● ACTION ITEM
Every line of the data below that holds the string "selected" needs to be reported.

● TASK INPUT
··········

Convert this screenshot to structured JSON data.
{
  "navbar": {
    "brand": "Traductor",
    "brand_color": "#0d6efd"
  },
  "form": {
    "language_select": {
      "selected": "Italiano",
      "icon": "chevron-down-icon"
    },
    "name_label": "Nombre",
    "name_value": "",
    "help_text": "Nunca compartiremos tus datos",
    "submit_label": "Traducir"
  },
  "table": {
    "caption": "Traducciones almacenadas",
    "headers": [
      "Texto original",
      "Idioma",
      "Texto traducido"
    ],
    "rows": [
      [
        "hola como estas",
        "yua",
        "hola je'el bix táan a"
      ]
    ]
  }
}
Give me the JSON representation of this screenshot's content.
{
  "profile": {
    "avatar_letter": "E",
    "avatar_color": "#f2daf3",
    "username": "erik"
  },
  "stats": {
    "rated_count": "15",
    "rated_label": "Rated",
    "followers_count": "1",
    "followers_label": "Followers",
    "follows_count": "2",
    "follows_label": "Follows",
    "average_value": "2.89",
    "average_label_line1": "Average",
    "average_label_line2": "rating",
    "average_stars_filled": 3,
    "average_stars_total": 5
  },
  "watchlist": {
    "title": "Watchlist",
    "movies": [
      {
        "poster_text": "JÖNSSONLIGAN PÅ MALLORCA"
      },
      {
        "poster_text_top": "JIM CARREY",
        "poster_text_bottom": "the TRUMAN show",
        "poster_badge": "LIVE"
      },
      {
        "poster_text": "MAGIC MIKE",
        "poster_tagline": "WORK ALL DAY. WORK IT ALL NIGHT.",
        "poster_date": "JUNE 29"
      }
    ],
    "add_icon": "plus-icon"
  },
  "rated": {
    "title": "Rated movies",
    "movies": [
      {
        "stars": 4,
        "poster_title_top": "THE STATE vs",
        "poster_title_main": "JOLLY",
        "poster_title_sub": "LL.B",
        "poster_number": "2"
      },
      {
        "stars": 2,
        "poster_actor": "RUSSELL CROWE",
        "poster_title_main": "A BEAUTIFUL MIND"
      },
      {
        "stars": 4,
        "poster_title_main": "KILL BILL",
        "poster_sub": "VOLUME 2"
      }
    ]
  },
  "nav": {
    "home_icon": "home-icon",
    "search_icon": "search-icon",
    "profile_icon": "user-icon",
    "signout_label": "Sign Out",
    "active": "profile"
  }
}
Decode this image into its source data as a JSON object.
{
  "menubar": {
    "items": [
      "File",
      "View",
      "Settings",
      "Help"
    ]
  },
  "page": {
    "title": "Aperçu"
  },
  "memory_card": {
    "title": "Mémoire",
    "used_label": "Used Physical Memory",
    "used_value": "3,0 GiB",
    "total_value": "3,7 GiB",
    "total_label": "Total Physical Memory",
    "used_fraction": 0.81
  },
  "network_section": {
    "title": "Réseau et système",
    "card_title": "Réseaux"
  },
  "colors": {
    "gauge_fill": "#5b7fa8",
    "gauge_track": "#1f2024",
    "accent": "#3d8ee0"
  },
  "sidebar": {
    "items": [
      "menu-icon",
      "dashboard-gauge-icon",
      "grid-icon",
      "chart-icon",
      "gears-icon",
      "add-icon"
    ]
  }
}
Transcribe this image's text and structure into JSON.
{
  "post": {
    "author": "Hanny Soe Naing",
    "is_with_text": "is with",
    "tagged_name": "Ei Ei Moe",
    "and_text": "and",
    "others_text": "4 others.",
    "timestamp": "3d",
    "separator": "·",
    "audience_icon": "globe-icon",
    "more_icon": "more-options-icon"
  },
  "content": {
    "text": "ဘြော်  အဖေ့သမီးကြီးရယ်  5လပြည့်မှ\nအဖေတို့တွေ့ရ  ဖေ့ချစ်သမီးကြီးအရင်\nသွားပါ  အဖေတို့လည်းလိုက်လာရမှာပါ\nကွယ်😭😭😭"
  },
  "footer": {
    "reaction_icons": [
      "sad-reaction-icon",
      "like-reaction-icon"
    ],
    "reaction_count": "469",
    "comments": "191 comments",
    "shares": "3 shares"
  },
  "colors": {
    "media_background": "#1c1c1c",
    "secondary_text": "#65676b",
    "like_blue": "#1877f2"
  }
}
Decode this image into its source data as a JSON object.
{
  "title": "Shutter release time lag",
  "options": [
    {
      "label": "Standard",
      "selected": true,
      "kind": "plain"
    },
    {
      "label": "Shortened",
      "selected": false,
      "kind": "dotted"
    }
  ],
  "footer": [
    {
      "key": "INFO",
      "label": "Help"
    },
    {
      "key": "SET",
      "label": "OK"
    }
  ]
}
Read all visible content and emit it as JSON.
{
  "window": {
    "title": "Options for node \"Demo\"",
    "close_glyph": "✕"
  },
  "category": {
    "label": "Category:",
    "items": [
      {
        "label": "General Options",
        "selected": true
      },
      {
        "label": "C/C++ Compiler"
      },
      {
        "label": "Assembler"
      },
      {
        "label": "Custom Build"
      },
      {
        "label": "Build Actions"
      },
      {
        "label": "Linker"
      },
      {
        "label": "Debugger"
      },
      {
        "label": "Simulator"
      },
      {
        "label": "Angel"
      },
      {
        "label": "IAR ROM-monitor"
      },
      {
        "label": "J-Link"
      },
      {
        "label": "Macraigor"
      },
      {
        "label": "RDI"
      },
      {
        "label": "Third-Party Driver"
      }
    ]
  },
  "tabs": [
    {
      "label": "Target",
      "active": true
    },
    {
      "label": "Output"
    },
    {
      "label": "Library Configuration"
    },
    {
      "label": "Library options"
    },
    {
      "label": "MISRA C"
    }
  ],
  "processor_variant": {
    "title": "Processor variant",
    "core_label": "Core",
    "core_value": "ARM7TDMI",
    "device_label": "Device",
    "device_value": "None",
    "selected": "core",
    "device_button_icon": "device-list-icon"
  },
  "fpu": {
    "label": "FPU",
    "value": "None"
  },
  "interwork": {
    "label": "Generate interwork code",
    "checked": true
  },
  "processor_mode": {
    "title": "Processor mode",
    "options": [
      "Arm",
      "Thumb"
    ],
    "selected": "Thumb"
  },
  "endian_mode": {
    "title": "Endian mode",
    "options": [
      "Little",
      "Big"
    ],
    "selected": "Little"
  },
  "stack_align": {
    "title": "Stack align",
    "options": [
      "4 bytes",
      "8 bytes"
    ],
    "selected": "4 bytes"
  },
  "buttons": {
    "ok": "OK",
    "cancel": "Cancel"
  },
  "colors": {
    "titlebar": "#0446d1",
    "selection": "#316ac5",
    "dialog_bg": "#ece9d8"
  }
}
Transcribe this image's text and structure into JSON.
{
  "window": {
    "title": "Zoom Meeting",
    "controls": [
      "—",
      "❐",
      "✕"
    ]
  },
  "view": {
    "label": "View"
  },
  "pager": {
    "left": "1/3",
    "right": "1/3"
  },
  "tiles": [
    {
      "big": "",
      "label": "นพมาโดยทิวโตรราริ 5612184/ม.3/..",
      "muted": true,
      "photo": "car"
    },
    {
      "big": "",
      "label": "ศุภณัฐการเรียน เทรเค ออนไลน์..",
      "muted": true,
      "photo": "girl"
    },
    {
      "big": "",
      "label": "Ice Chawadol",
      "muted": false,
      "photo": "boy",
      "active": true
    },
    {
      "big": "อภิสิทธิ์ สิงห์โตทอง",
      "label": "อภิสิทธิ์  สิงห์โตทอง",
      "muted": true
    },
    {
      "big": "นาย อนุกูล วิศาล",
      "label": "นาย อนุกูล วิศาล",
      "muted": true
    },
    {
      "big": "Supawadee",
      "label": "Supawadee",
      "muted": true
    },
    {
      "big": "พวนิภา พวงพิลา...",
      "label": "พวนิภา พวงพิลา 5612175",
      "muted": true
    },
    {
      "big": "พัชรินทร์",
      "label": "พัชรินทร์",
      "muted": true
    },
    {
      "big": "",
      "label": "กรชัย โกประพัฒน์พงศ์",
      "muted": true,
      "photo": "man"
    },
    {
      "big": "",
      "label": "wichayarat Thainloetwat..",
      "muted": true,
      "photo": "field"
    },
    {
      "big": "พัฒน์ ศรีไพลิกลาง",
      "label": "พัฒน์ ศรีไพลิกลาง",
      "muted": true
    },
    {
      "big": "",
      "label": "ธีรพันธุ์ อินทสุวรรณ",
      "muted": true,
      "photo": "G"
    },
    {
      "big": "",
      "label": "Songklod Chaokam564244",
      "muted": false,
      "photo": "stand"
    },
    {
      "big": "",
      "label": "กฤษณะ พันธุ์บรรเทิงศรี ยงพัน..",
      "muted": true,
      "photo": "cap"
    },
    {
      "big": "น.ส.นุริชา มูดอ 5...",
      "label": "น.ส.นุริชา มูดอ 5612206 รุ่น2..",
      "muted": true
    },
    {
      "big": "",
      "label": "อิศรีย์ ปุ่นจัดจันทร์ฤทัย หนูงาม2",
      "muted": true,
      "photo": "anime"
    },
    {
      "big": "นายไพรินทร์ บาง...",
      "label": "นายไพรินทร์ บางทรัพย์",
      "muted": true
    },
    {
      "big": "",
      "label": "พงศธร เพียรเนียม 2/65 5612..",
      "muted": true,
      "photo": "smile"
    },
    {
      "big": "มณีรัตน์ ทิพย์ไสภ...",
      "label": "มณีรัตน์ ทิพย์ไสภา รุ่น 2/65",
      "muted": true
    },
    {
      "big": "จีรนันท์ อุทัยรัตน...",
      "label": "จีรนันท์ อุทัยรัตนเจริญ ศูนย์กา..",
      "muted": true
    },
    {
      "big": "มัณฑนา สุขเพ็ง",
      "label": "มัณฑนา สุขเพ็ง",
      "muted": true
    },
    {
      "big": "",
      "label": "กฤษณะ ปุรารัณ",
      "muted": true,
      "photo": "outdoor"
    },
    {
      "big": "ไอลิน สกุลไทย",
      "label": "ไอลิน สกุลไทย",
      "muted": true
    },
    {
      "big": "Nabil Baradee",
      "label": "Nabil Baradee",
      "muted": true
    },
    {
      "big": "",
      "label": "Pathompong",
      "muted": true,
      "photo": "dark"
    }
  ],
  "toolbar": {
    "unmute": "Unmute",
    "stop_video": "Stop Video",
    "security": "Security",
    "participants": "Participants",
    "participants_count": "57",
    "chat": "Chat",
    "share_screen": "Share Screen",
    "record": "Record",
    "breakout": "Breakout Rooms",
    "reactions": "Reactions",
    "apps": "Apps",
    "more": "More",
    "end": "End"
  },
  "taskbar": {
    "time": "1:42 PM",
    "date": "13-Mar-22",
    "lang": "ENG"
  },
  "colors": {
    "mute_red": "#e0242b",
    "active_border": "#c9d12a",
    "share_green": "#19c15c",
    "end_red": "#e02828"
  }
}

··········

● COMPLETED EXERCISE
      "selected": "Italiano",
      "selected": true,
      "selected": false,
        "selected": true
    "selected": "core",
    "selected": "Thumb"
    "selected": "Little"
    "selected": "4 bytes"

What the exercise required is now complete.